>>

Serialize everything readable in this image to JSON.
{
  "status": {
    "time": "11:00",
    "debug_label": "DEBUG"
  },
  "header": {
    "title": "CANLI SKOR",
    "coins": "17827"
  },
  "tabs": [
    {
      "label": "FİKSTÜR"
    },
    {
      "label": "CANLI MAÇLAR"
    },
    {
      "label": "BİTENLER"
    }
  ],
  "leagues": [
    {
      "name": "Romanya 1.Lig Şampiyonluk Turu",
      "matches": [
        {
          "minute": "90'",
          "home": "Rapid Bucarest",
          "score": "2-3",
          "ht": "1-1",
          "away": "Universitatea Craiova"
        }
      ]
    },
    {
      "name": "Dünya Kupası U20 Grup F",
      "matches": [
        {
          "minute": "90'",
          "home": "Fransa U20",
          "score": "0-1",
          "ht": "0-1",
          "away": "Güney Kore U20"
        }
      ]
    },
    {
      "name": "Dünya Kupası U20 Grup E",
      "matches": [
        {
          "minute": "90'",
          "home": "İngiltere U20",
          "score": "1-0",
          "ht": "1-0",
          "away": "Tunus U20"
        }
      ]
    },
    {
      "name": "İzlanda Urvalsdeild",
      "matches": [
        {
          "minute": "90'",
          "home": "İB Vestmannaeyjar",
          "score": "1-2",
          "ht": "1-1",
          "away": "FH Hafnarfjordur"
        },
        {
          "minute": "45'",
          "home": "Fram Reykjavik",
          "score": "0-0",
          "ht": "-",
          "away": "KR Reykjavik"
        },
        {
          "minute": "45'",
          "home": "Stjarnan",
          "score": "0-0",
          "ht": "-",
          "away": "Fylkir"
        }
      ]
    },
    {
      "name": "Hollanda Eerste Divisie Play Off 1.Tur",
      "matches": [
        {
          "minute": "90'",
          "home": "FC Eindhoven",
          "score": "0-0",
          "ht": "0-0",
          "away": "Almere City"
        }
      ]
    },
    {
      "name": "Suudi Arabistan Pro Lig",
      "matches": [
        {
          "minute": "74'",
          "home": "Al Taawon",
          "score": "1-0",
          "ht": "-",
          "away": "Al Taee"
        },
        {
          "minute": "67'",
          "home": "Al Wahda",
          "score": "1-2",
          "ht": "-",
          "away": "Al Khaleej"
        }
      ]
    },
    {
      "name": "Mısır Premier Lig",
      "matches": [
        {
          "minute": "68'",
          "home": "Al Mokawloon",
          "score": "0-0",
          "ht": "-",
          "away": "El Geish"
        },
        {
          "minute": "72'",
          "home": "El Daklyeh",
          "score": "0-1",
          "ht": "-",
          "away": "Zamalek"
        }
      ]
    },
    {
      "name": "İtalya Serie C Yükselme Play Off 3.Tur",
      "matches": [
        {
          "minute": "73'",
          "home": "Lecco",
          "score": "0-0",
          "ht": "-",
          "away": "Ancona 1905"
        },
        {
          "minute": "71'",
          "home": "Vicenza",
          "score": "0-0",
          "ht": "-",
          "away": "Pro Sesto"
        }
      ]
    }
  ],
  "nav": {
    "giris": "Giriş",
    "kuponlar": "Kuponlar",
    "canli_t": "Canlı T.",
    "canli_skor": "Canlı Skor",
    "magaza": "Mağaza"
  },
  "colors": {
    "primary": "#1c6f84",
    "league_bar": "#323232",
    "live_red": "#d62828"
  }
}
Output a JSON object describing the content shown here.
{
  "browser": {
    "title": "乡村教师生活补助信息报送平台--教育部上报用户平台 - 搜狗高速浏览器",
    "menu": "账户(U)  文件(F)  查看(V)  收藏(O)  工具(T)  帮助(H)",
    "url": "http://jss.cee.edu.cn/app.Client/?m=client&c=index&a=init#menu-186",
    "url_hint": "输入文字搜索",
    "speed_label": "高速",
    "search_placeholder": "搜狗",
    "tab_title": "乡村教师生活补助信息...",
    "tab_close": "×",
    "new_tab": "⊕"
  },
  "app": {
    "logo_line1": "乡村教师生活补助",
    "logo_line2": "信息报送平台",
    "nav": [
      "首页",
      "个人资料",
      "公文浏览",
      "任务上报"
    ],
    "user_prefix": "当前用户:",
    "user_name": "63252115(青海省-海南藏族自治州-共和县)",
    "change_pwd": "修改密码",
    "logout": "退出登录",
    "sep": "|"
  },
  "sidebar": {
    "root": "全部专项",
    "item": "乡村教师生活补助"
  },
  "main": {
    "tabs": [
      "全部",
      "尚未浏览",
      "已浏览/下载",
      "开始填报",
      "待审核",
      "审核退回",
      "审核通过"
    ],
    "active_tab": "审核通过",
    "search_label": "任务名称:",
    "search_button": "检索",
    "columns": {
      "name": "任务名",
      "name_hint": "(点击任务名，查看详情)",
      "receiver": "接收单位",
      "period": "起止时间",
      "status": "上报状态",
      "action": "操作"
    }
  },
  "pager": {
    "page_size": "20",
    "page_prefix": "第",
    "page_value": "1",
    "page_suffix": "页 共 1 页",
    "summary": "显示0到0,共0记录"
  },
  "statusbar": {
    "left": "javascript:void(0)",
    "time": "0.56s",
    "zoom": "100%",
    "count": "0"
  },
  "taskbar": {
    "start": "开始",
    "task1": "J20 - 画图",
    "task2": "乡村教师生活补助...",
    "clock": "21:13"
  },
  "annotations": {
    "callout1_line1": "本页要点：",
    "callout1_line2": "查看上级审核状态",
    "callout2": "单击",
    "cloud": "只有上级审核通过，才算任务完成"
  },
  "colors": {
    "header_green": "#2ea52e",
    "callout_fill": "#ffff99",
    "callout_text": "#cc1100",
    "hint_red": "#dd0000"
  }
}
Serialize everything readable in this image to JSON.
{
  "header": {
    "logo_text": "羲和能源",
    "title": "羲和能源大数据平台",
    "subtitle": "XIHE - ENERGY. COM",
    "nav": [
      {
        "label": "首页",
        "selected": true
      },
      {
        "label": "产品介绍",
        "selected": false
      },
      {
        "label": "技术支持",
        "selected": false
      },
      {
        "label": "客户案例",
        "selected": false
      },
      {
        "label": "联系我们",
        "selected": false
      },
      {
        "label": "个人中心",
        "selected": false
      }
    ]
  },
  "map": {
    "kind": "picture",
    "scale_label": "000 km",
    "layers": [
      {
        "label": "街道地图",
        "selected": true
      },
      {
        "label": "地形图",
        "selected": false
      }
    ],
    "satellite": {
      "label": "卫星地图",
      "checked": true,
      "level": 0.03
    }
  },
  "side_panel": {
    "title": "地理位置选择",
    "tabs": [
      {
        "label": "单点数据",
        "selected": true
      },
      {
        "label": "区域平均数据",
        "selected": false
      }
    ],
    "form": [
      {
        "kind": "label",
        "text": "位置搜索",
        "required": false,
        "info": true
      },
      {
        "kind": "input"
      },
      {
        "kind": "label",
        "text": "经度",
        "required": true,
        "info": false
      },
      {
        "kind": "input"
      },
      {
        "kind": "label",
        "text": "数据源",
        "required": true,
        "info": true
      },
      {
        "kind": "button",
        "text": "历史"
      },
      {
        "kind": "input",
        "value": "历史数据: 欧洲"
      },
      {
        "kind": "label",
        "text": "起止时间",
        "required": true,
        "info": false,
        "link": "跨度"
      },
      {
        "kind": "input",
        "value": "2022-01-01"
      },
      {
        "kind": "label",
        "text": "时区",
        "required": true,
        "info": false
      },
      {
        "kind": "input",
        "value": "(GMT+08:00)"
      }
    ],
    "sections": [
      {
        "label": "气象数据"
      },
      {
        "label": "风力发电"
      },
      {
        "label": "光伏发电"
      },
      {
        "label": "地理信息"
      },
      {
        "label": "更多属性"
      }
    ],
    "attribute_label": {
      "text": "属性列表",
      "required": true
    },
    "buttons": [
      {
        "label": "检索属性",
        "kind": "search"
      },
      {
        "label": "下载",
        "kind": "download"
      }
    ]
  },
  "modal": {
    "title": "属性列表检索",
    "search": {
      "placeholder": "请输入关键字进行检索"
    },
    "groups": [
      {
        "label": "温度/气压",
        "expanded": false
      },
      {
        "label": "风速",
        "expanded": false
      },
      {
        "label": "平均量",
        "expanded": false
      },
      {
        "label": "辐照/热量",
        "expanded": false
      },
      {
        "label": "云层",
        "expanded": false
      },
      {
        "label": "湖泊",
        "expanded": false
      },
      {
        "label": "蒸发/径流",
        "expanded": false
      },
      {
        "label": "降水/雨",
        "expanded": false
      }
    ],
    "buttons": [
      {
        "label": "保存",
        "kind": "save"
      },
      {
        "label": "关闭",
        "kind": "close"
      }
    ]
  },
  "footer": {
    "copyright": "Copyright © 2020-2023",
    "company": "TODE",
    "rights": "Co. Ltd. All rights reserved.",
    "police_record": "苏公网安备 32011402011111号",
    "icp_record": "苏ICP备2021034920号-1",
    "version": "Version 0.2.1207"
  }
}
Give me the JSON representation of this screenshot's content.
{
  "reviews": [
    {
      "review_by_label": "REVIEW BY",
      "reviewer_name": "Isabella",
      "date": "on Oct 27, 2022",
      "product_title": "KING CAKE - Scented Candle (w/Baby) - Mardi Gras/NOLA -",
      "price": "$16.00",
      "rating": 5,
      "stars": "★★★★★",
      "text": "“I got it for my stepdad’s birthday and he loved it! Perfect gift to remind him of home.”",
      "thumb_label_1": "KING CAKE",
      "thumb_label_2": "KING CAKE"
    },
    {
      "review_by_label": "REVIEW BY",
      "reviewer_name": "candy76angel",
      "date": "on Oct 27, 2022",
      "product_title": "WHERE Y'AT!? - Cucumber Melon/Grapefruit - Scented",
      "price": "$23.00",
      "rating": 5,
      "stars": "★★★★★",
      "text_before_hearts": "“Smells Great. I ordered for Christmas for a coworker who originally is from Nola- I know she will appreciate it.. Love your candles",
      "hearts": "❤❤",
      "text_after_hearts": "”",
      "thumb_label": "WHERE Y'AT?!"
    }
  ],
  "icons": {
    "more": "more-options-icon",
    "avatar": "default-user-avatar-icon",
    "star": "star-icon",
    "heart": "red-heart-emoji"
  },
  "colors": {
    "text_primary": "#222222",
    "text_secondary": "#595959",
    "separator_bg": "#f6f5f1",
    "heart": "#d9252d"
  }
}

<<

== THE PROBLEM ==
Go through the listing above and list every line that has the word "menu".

== FINAL ANSWER ==
    "menu": "账户(U)  文件(F)  查看(V)  收藏(O)  工具(T)  帮助(H)",
    "url": "http://jss.cee.edu.cn/app.Client/?m=client&c=index&a=init#menu-186",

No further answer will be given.